December 10, 2010

The fog began to lift as the morning slowly awakened. Though somewhat hindered by the rain, it still managed to greet its residents with a sluggish grin.

Later, I tugged at my hat, feeling my soaking bangs cling to my scalp, not sure how much was sweat and how much was rain. I had been walking for a while. Vancouver is not a place to get lost in—well, I take that back. It is very much the place to lose your way and then discover it again, three hours later after a train ride through magnificent fire-red trees or after a morning winding through the city streets filled with commuters, trendy hipsters and starving art students to find yourself swinging on a swing set over clear ocean water as sail boats weave in and out of the harbor.

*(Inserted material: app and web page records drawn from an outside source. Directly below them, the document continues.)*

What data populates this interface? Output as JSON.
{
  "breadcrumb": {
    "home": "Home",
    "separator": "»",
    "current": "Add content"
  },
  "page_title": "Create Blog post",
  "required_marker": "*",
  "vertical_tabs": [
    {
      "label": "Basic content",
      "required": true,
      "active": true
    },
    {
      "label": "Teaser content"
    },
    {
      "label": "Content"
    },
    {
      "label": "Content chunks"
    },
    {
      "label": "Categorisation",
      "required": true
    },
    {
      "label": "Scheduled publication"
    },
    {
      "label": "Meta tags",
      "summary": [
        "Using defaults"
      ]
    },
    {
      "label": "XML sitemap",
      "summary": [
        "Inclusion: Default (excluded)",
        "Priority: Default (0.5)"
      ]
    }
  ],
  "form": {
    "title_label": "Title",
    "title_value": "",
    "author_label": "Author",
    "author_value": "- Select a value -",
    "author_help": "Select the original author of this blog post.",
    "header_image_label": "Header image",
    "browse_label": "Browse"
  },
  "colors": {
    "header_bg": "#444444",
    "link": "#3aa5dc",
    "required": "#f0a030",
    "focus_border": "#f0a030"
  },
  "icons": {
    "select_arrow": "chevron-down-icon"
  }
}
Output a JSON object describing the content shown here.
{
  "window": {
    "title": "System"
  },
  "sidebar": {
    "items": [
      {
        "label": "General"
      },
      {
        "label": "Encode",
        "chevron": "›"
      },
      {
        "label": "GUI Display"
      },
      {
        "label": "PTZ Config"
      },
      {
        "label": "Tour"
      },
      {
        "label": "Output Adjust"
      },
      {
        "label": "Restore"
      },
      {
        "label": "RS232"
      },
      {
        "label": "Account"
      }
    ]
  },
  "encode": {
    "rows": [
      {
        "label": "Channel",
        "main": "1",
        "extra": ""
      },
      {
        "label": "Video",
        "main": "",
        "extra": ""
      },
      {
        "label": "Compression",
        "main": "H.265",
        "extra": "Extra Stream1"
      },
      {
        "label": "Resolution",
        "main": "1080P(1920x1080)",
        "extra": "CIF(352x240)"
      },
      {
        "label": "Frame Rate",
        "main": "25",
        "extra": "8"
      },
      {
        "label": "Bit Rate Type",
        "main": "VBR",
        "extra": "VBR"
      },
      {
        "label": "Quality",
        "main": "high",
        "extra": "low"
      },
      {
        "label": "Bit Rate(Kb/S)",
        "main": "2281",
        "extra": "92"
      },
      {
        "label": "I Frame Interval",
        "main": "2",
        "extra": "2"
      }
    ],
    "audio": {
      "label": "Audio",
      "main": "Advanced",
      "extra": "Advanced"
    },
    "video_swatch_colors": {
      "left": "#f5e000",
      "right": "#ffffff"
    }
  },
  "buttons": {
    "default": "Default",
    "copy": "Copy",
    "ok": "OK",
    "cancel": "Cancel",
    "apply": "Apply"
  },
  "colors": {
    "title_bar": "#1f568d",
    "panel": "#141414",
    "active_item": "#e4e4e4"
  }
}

But all too easily, this evening, I found myself in a noisy, unfamiliar neighborhood filled with undesirable sights and sounds. My hotel, I felt sure, was just up ahead. But I had said that an hour ago; I glanced at my watch uneasily and prayed for invisibility.

Like any big city, Vancouver has its good, and it has its bad. My hotel overlooked the water, serving as a convenient location to jump the unassuming ferryboat to Granville Island, with its artsy shops, its daily fresh market and its lush beauty.

My feet reminded me of how much ground I traversed today. With an early morning jog to arrive me at the doorstep of a local coffee shop, frequented by in-the-know locals and a few imports such as myself. I gazed at the illusive French sayings scrawled across my paper cup, accompanied by their English counterparts—looking so very drab in comparison. I stopped to sip my foamy latte and listen to the many accents floating around me; that’s when I felt my eagerness for knowledge and adventure grasp hold. All I wanted to do was find an intriguing stranger, sit down for another latte and listen to him.

We all have such stories. I sometimes fool myself into thinking that I have some interesting tales to share around the campfire, but, really, as I pause to listen to others, I find I have so little to contribute. Yes, I feel like I’ve lived, to a certain extent, in my measly 26 years; and yet, my story is only one small story.

What about the student in Bolivia who, although never having been out of her country, speaks two languages fluently, plays and teaches piano and violin, spends 70 hours a month teaching the Bible and lives in a close-knit, supportive family? Or what about the young mother of two who knew how to ride a horse before she could walk and feels more comfortable herding cattle than she ever could in a shopping mall? Or the grandmother who dreamed of travel and college but could never afford them, and, instead, received her most precious desire: to raise a family in a loving, nurturing home.

Everyone has a gripping, inspiring story—no matter how large or small we think our lives to be.

The important thing is to realize it’s there and, then, look for more.

My wandering mind wandered no further as I gratefully crossed the street to my comforting hotel. My day of discovery and reflection ending as my head hit the pillow. With only my journal to share my secrets, tomorrow will bring more learnings, more inspirations, more potential journeys.

The finding will only stop when I cease to look.


the triumph of borders

March 25, 2010

I can’t say I blame the guy who flew his plane into the IRS building. You don’t have to live long to realize that government will make you crazy.

If you let it.

And right now, I’m letting it.

I am currently fighting similar destructive sentiments regarding the Bolivian government.

Have you ever tried applying for a Visa? You might as well try to pass a health care bill. Obama’s takin a cake walk compared to the hoops I’m jumpin.

Traveling used to be an adventure. An enviable event the family would anticipate months leading up to its arrival.

Nowadays, if you want to fly cheap, you pack two outfits and a toothbrush. No checked bag for you. And forget shoelaces on those tennis shoes. Velcro all the way for quickness and agility. Perfect for maneuvering through slow-moving security lines.

Nowadays, international travel requires more than a backpack and cash. It requires documents and confidential personal records readily accessible for intense scrutiny at any moment. It requires working knowledge of the every-changing governmental entry requirements into this country or that one.

You want to travel the world? Sure, no problem. We’ll just need a copy of your birth certificate, add to that a swab of saliva, fingerprints, a lock of hair, proof of citizenship, record of every residency you’ve ever held, your dog’s paw print, $1000 cash only, high school GPA, a fingernail clipping, your credit score, favorite perfume fragrance. And lastly, your hereditary line starting with Adam.

Once you have these, you may enter our country.
Thank you. Come again.

I think this is the proper place to take a moment and honor all of those special people responsible for the incredibly high level of security precautions in our world today: the terrorists and various hate groups who can’t see beyond their own selfish desire to be placed above everyone else. In effect, creating the over-protective, jump-through-hoops, security-ridden, paranoid world that we see today.

And what a delight it is to live here.

Thank you. It wouldn’t be the same without you.